Figure 3: diffuse tumor proliferation of small lymphoid cells resembling mature lymphocytes (A:HEx100, B:HEx400)
Figure 4: positivity of tumor cells for CD20 (A), CD3 (B) and CD5 (C) are negative
- Wislez M, Bernier C, Antoine M, Cadranel J. Lymphome Pulmonaire. Emc Pneumologie. 2002;6-002-H-05.
- Emanuele Z, Francesco B. The spectrum of MALT lymphoma at different sites: biological and therapeutic relevance. Blood. 2016;127(17):2082-209. PubMed | Google Scholar
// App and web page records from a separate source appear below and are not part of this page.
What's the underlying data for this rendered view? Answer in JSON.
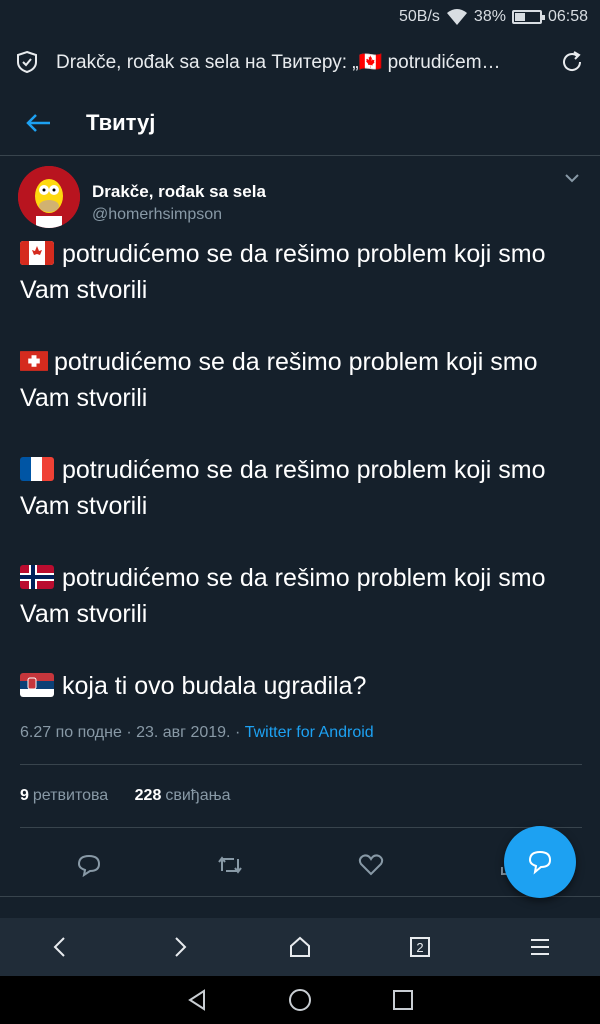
{
  "status": {
    "speed": "50B/s",
    "battery": "38%",
    "battery_level": 0.38,
    "time": "06:58"
  },
  "browser": {
    "page_title": "Drakče, rođak sa sela на Твитеру: „🇨🇦 potrudićem…",
    "tab_count": "2"
  },
  "appbar": {
    "title": "Твитуј"
  },
  "tweet": {
    "author_name": "Drakče, rođak sa sela",
    "author_handle": "@homerhsimpson",
    "paragraphs": [
      {
        "flag": "canada-flag-icon",
        "text": "potrudićemo se da rešimo problem koji smo Vam stvorili"
      },
      {
        "flag": "switzerland-flag-icon",
        "text": "potrudićemo se da rešimo problem koji smo Vam stvorili"
      },
      {
        "flag": "france-flag-icon",
        "text": "potrudićemo se da rešimo problem koji smo Vam stvorili"
      },
      {
        "flag": "norway-flag-icon",
        "text": "potrudićemo se da rešimo problem koji smo Vam stvorili"
      },
      {
        "flag": "serbia-flag-icon",
        "text": "koja ti ovo budala ugradila?"
      }
    ],
    "timestamp": "6.27 по подне · 23. авг 2019. · ",
    "source": "Twitter for Android",
    "retweets_count": "9",
    "retweets_label": "ретвитова",
    "likes_count": "228",
    "likes_label": "свиђања"
  },
  "colors": {
    "background": "#15202b",
    "accent": "#1da1f2",
    "divider": "#38444d",
    "secondary_text": "#8899a6"
  }
}
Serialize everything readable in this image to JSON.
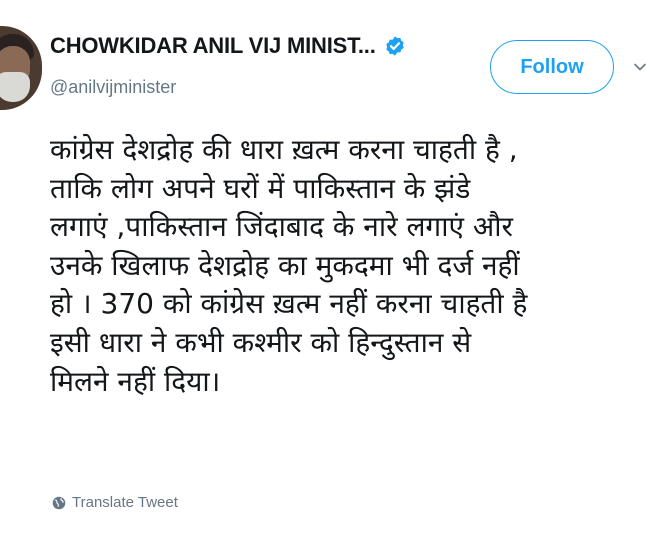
{
  "author": {
    "display_name": "CHOWKIDAR ANIL VIJ MINIST...",
    "handle": "@anilvijminister",
    "verified": true
  },
  "follow_button": {
    "label": "Follow"
  },
  "tweet": {
    "lines": [
      "कांग्रेस देशद्रोह की धारा ख़त्म करना चाहती है ,",
      "ताकि लोग अपने घरों में पाकिस्तान के झंडे",
      "लगाएं ,पाकिस्तान  जिंदाबाद के नारे लगाएं और",
      "उनके  खिलाफ देशद्रोह का मुकदमा भी दर्ज नहीं",
      "हो । 370 को कांग्रेस ख़त्म नहीं करना चाहती है",
      "इसी धारा ने कभी कश्मीर को हिन्दुस्तान से",
      "मिलने नहीं दिया।"
    ]
  },
  "translate": {
    "label": "Translate Tweet",
    "icon": "globe-icon"
  },
  "colors": {
    "accent": "#1da1f2",
    "muted": "#657786",
    "text": "#14171a"
  }
}
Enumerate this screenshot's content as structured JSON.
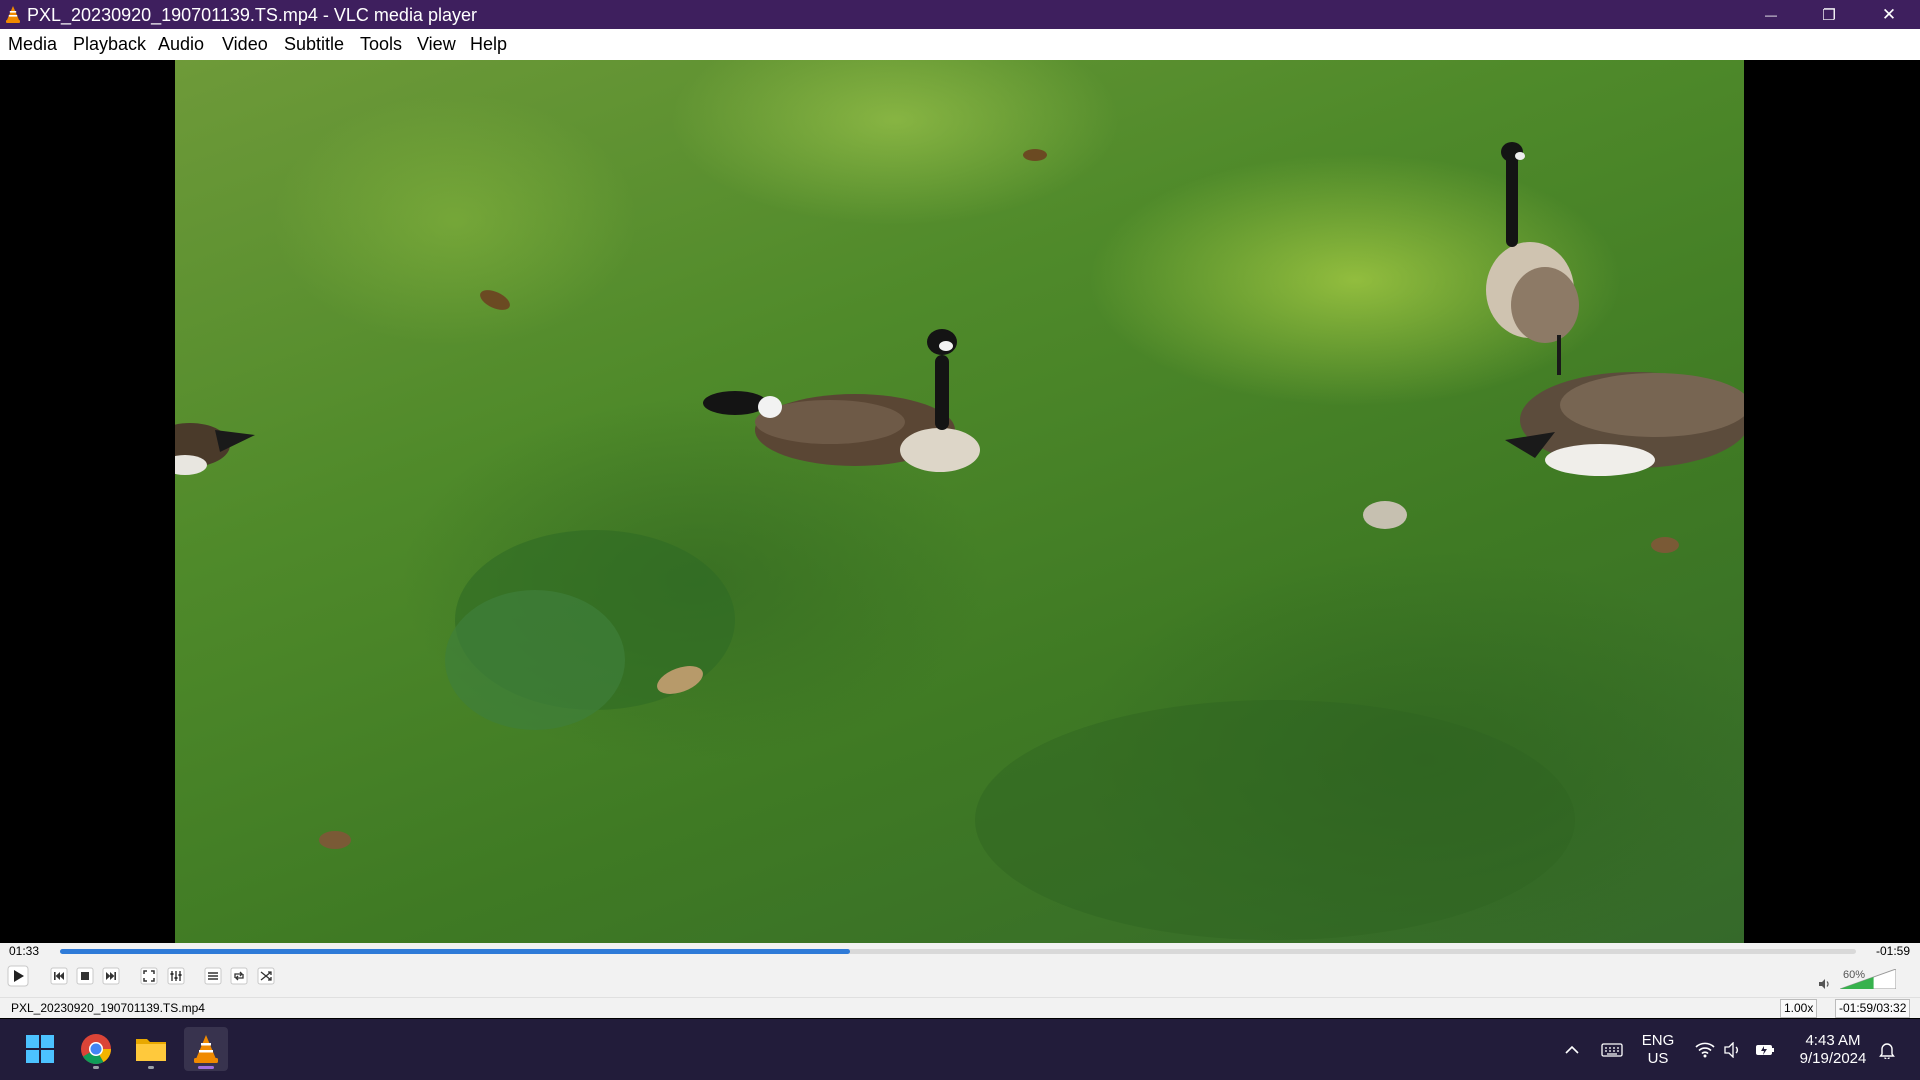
{
  "window": {
    "title": "PXL_20230920_190701139.TS.mp4 - VLC media player",
    "minimize_glyph": "—",
    "restore_glyph": "❐",
    "close_glyph": "✕"
  },
  "menu": [
    "Media",
    "Playback",
    "Audio",
    "Video",
    "Subtitle",
    "Tools",
    "View",
    "Help"
  ],
  "player": {
    "elapsed": "01:33",
    "remaining": "-01:59",
    "progress_fraction": 0.44,
    "volume_label": "60%",
    "volume_fraction": 0.6
  },
  "status": {
    "filename": "PXL_20230920_190701139.TS.mp4",
    "speed": "1.00x",
    "time_summary": "-01:59/03:32"
  },
  "taskbar": {
    "apps": [
      "windows-start",
      "chrome",
      "file-explorer",
      "vlc"
    ],
    "language_top": "ENG",
    "language_bottom": "US",
    "clock_time": "4:43 AM",
    "clock_date": "9/19/2024"
  },
  "colors": {
    "titlebar": "#3e1f5e",
    "taskbar": "#221c3a",
    "seek_fill": "#2f7bd8",
    "vlc_orange": "#f08a00"
  }
}
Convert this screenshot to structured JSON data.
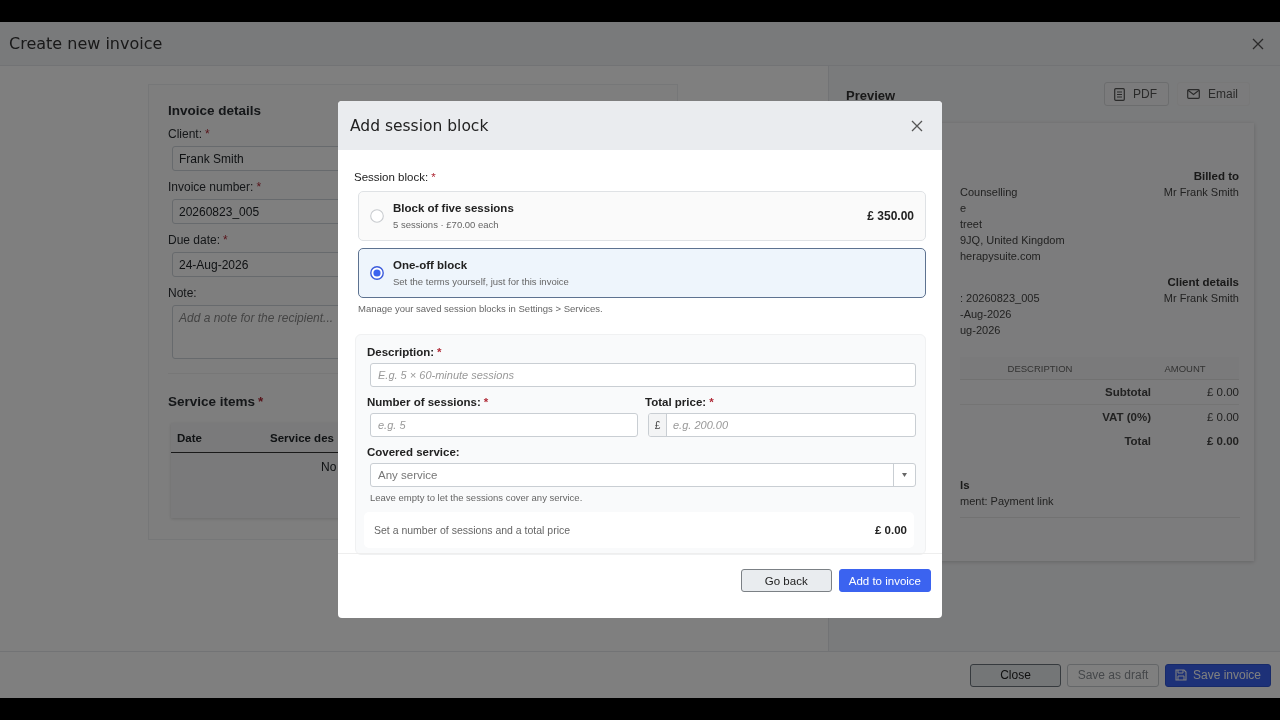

- Sayar A, Turna A, Metin M, Küçükyağci N, Solak O, Gürses A. Simultaneous bilateral spontaneous pneumothorax report of 12 cases and review of the literature. Acta Chir Belg. 2004 Oct;104(5):572-6. PubMed | Google Scholar
- Steinhäuslin CA, Cuttat JF. Spontaneous pneumothorax: A complication of lung cancer. Chest. 1985 Nov;88(5):709-13. PubMed | Google Scholar
- Upadya A. Recurrent bilateral spontaneous pneumothorax complicating chemotherapy for metastatic sarcoma. Southern Med J. 2003;96(8):821-3. PubMed | Google Scholar
- Kitagawa M, Tanaka I, Takemura T, Matsubara O, Kasuga T. Angiosarcoma of the scalp: report of two cases with fatal pulmonary complications and a review of Japanese autopsy registry data. Virchows Arch A Pathol Anat Histopathol. 1987;412(1):83-7. PubMed | Google Scholar
- Stein ME, Shklar Z, Drumea K, Goralnik L, Ben-Arieh Y, Haim N. Chemotherapy-induced spontaneous pneumothorax in a patient with bulky mediastinal lymphoma: a rare oncologic emergency. Oncology. 1997;54(1):15-8. PubMed | Google Scholar
- Okam M, Alsolaiman M, Brau A, Austin M, Plymyer M. Spontaneous pneumothorax as the first manifestation of lymphoma: a rare presentation and the importance of diagnostic biopsy. South Med J. 2003;96(1):99-100. PubMed | Google Scholar
- Hsu JR, Chang SC, Perng RP. Pneumothorax following cytotoxic chemotherapy in malignant lymphoma. Chest. 1990 Dec;98(6):1512-3. PubMed | Google Scholar
- Wolf KM. Inclement weather, pneumothorax, and a cavitary apical infiltrate. Am J Med. 1990;89(6):828-830. PubMed | Google Scholar